I hope you’ll take the time to look into it. This book is dear to me, because my characters are growing up. When I was first designing the plot, it was depressing for me, because they’ve been my babies for so long. The book itself isn’t depressing, but it was hard for me, in some cases.

If you’ve read any of my other books, you’ll definitely want to check this one out.

Camping, and Working, and Camping, Oh My!

When I started this summer, I knew one thing was certain: I was going to be extremely busy. I would be at camp working three weeks and as a camper one week; and when I wasn’t at camp, I would be babysitting.

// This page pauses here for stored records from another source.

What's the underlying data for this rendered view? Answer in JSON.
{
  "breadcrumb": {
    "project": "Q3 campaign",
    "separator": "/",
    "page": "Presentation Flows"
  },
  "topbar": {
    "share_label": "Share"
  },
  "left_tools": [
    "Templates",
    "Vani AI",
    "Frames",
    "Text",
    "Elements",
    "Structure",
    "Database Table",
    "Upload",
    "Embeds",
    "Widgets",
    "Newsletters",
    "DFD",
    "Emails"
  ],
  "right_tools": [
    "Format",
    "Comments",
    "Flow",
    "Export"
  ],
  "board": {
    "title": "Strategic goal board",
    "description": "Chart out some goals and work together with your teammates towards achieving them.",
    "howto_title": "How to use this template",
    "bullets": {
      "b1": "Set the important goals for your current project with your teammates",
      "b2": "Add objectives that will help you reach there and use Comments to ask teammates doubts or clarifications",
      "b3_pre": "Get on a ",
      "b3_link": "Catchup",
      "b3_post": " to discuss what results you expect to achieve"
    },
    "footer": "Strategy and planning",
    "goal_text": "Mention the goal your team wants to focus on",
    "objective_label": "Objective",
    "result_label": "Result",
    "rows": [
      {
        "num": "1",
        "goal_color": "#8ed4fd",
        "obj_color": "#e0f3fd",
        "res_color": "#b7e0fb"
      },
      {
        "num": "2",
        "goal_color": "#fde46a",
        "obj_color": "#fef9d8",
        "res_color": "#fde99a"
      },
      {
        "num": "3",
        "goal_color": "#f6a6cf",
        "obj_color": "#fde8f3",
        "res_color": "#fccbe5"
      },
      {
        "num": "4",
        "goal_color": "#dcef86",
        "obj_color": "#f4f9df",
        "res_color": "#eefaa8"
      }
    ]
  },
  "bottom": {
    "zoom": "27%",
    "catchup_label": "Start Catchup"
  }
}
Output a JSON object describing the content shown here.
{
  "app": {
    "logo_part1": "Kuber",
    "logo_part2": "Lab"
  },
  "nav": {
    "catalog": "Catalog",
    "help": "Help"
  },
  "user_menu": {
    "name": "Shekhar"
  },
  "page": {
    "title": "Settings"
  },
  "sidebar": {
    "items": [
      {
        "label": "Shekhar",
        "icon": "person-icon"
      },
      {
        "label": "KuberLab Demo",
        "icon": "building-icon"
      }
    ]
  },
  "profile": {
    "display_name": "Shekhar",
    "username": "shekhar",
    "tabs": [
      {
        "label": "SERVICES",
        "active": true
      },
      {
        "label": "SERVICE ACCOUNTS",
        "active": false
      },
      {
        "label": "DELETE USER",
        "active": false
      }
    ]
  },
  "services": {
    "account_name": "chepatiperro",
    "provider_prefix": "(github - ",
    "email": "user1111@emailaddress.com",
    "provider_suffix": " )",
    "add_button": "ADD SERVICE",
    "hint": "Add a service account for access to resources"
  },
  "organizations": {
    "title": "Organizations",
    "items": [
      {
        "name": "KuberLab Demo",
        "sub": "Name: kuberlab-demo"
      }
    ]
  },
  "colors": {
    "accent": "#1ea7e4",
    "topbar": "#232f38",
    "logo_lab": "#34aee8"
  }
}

The first week of camp was a media week. I’ve been working in the media assistant position for years, and it was an easy week, for the most part. Week 2, I was a junior counselor.

Now, to understand the enormity of that statement, you have to know that I haven’t been in a cabin since my first summer working. This is my fourth summer. The one time I was in a cabin was as a Counselor in Training, before I became ill and consequently couldn’t be in cabins,

So, my first experience as an official junior counselor was in my last summer working. And goodness, was it an experience. I had eight girls in my cabin, and it was a struggle-filled week. None of them seemed interested in learning about God or faith. There was extreme spiritual warfare going on. The single great bright spot was one of them accepting God for the first time.

Only a few weeks later, I was put in a cabin again, with one of my closest friends as my senior. This week seemed to go exponentially better. Every girl already had a relationship with Christ, and the vast majority were hungry for God and for growth. It went superbly. Much of the week was encouraging them to join the same program I am in at camp. All but two are applying.

And then this past week, I was a camper. The second I walked in the door, I sensed something was off. And it was that moment that I decided I didn’t want to be at camp. I was thrilled to be there for chapel, but that was all. God put it on my heart that I was to be ministering to the other girls in my cabin, whether I wanted to be there or not. Just because I wasn’t staff didn’t mean I wasn’t still a servant of God.

Long story short, our cabin went into a time of extreme spiritual warfare towards the end of the week. I told you I sensed something off when I came inside the cabin–and that “off” thing was the devil in the spiritual realm. Our girls banded together to pray into the lives of one of our sisters-in-Christ, and it was powerful.

Then I came home and crashed.

Camp was an adventure this summer, but I certainly grew.